**Work task:** Reproduce the following data exactly, minus any images.

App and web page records
#####
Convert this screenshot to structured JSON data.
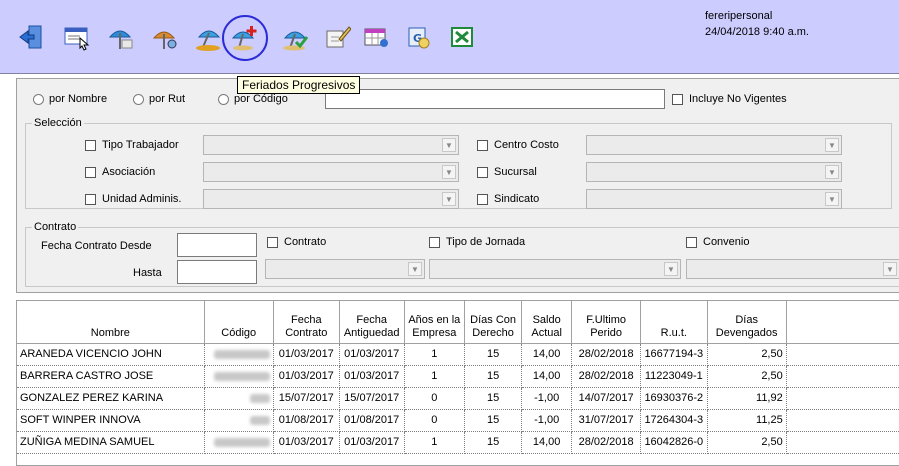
{
  "toolbar": {
    "icons": [
      {
        "name": "exit-door-icon",
        "color": "#2a6fd6"
      },
      {
        "name": "window-select-icon",
        "color": "#3b5fbf"
      },
      {
        "name": "vacation-list-icon",
        "color": "#2e8bd8"
      },
      {
        "name": "vacation-settings-icon",
        "color": "#d88a2e"
      },
      {
        "name": "vacation-beach-icon",
        "color": "#e0a020"
      },
      {
        "name": "progressive-holidays-icon",
        "color": "#d82020"
      },
      {
        "name": "vacation-approve-icon",
        "color": "#2aa040"
      },
      {
        "name": "edit-document-icon",
        "color": "#6a6a6a"
      },
      {
        "name": "report-table-icon",
        "color": "#c040c0"
      },
      {
        "name": "word-export-icon",
        "color": "#2a5fb0"
      },
      {
        "name": "excel-export-icon",
        "color": "#1f8a3a"
      }
    ],
    "user": "fereripersonal",
    "datetime": "24/04/2018 9:40 a.m.",
    "tooltip": "Feriados Progresivos"
  },
  "search": {
    "radio_nombre": "por Nombre",
    "radio_rut": "por Rut",
    "radio_codigo": "por Código",
    "value": "",
    "incluye_no_vigentes": "Incluye No Vigentes"
  },
  "seleccion": {
    "legend": "Selección",
    "tipo_trabajador": "Tipo Trabajador",
    "asociacion": "Asociación",
    "unidad_adminis": "Unidad Adminis.",
    "centro_costo": "Centro Costo",
    "sucursal": "Sucursal",
    "sindicato": "Sindicato"
  },
  "contrato": {
    "legend": "Contrato",
    "fecha_desde": "Fecha Contrato Desde",
    "hasta": "Hasta",
    "chk_contrato": "Contrato",
    "chk_tipo_jornada": "Tipo de Jornada",
    "chk_convenio": "Convenio"
  },
  "grid": {
    "headers": {
      "nombre": "Nombre",
      "codigo": "Código",
      "fecha_contrato_1": "Fecha",
      "fecha_contrato_2": "Contrato",
      "fecha_antig_1": "Fecha",
      "fecha_antig_2": "Antiguedad",
      "anios_1": "Años en la",
      "anios_2": "Empresa",
      "dias_con_1": "Días Con",
      "dias_con_2": "Derecho",
      "saldo_1": "Saldo",
      "saldo_2": "Actual",
      "fultimo_1": "F.Ultimo",
      "fultimo_2": "Perido",
      "rut": "R.u.t.",
      "dias_dev_1": "Días",
      "dias_dev_2": "Devengados"
    },
    "rows": [
      {
        "nombre": "ARANEDA VICENCIO JOHN",
        "fecha_contrato": "01/03/2017",
        "fecha_antig": "01/03/2017",
        "anios": "1",
        "dias_con": "15",
        "saldo": "14,00",
        "fultimo": "28/02/2018",
        "rut": "16677194-3",
        "dias_dev": "2,50"
      },
      {
        "nombre": "BARRERA CASTRO JOSE",
        "fecha_contrato": "01/03/2017",
        "fecha_antig": "01/03/2017",
        "anios": "1",
        "dias_con": "15",
        "saldo": "14,00",
        "fultimo": "28/02/2018",
        "rut": "11223049-1",
        "dias_dev": "2,50"
      },
      {
        "nombre": "GONZALEZ PEREZ KARINA",
        "fecha_contrato": "15/07/2017",
        "fecha_antig": "15/07/2017",
        "anios": "0",
        "dias_con": "15",
        "saldo": "-1,00",
        "fultimo": "14/07/2017",
        "rut": "16930376-2",
        "dias_dev": "11,92"
      },
      {
        "nombre": "SOFT WINPER INNOVA",
        "fecha_contrato": "01/08/2017",
        "fecha_antig": "01/08/2017",
        "anios": "0",
        "dias_con": "15",
        "saldo": "-1,00",
        "fultimo": "31/07/2017",
        "rut": "17264304-3",
        "dias_dev": "11,25"
      },
      {
        "nombre": "ZUÑIGA MEDINA SAMUEL",
        "fecha_contrato": "01/03/2017",
        "fecha_antig": "01/03/2017",
        "anios": "1",
        "dias_con": "15",
        "saldo": "14,00",
        "fultimo": "28/02/2018",
        "rut": "16042826-0",
        "dias_dev": "2,50"
      }
    ]
  }
}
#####
**Problem solution:**
Convert this screenshot to structured JSON data.
{
  "toolbar": {
    "icons": [
      {
        "name": "exit-door-icon",
        "color": "#2a6fd6"
      },
      {
        "name": "window-select-icon",
        "color": "#3b5fbf"
      },
      {
        "name": "vacation-list-icon",
        "color": "#2e8bd8"
      },
      {
        "name": "vacation-settings-icon",
        "color": "#d88a2e"
      },
      {
        "name": "vacation-beach-icon",
        "color": "#e0a020"
      },
      {
        "name": "progressive-holidays-icon",
        "color": "#d82020"
      },
      {
        "name": "vacation-approve-icon",
        "color": "#2aa040"
      },
      {
        "name": "edit-document-icon",
        "color": "#6a6a6a"
      },
      {
        "name": "report-table-icon",
        "color": "#c040c0"
      },
      {
        "name": "word-export-icon",
        "color": "#2a5fb0"
      },
      {
        "name": "excel-export-icon",
        "color": "#1f8a3a"
      }
    ],
    "user": "fereripersonal",
    "datetime": "24/04/2018 9:40 a.m.",
    "tooltip": "Feriados Progresivos"
  },
  "search": {
    "radio_nombre": "por Nombre",
    "radio_rut": "por Rut",
    "radio_codigo": "por Código",
    "value": "",
    "incluye_no_vigentes": "Incluye No Vigentes"
  },
  "seleccion": {
    "legend": "Selección",
    "tipo_trabajador": "Tipo Trabajador",
    "asociacion": "Asociación",
    "unidad_adminis": "Unidad Adminis.",
    "centro_costo": "Centro Costo",
    "sucursal": "Sucursal",
    "sindicato": "Sindicato"
  },
  "contrato": {
    "legend": "Contrato",
    "fecha_desde": "Fecha Contrato Desde",
    "hasta": "Hasta",
    "chk_contrato": "Contrato",
    "chk_tipo_jornada": "Tipo de Jornada",
    "chk_convenio": "Convenio"
  },
  "grid": {
    "headers": {
      "nombre": "Nombre",
      "codigo": "Código",
      "fecha_contrato_1": "Fecha",
      "fecha_contrato_2": "Contrato",
      "fecha_antig_1": "Fecha",
      "fecha_antig_2": "Antiguedad",
      "anios_1": "Años en la",
      "anios_2": "Empresa",
      "dias_con_1": "Días Con",
      "dias_con_2": "Derecho",
      "saldo_1": "Saldo",
      "saldo_2": "Actual",
      "fultimo_1": "F.Ultimo",
      "fultimo_2": "Perido",
      "rut": "R.u.t.",
      "dias_dev_1": "Días",
      "dias_dev_2": "Devengados"
    },
    "rows": [
      {
        "nombre": "ARANEDA VICENCIO JOHN",
        "fecha_contrato": "01/03/2017",
        "fecha_antig": "01/03/2017",
        "anios": "1",
        "dias_con": "15",
        "saldo": "14,00",
        "fultimo": "28/02/2018",
        "rut": "16677194-3",
        "dias_dev": "2,50"
      },
      {
        "nombre": "BARRERA CASTRO JOSE",
        "fecha_contrato": "01/03/2017",
        "fecha_antig": "01/03/2017",
        "anios": "1",
        "dias_con": "15",
        "saldo": "14,00",
        "fultimo": "28/02/2018",
        "rut": "11223049-1",
        "dias_dev": "2,50"
      },
      {
        "nombre": "GONZALEZ PEREZ KARINA",
        "fecha_contrato": "15/07/2017",
        "fecha_antig": "15/07/2017",
        "anios": "0",
        "dias_con": "15",
        "saldo": "-1,00",
        "fultimo": "14/07/2017",
        "rut": "16930376-2",
        "dias_dev": "11,92"
      },
      {
        "nombre": "SOFT WINPER INNOVA",
        "fecha_contrato": "01/08/2017",
        "fecha_antig": "01/08/2017",
        "anios": "0",
        "dias_con": "15",
        "saldo": "-1,00",
        "fultimo": "31/07/2017",
        "rut": "17264304-3",
        "dias_dev": "11,25"
      },
      {
        "nombre": "ZUÑIGA MEDINA SAMUEL",
        "fecha_contrato": "01/03/2017",
        "fecha_antig": "01/03/2017",
        "anios": "1",
        "dias_con": "15",
        "saldo": "14,00",
        "fultimo": "28/02/2018",
        "rut": "16042826-0",
        "dias_dev": "2,50"
      }
    ]
  }
}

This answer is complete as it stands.